▸ Data provided
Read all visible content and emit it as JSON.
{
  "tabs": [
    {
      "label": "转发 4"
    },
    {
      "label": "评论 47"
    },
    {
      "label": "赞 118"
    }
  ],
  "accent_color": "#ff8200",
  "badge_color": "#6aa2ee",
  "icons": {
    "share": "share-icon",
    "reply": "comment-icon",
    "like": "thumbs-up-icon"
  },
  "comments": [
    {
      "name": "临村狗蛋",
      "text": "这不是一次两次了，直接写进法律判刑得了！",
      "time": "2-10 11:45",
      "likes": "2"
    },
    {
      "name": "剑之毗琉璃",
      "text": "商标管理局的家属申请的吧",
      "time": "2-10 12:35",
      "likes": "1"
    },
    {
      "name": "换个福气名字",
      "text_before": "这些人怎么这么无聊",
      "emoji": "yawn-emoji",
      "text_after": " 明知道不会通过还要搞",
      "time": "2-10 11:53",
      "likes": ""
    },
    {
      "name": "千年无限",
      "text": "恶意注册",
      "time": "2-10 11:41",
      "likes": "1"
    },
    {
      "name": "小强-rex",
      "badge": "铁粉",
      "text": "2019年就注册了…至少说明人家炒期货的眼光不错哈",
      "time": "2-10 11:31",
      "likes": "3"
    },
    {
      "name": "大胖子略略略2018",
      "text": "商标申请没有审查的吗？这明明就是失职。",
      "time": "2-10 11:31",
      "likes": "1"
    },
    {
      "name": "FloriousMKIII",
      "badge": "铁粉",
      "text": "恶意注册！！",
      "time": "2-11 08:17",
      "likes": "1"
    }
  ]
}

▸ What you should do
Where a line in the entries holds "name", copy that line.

▸ Answer section
      "name": "临村狗蛋",
      "name": "剑之毗琉璃",
      "name": "换个福气名字",
      "name": "千年无限",
      "name": "小强-rex",
      "name": "大胖子略略略2018",
      "name": "FloriousMKIII",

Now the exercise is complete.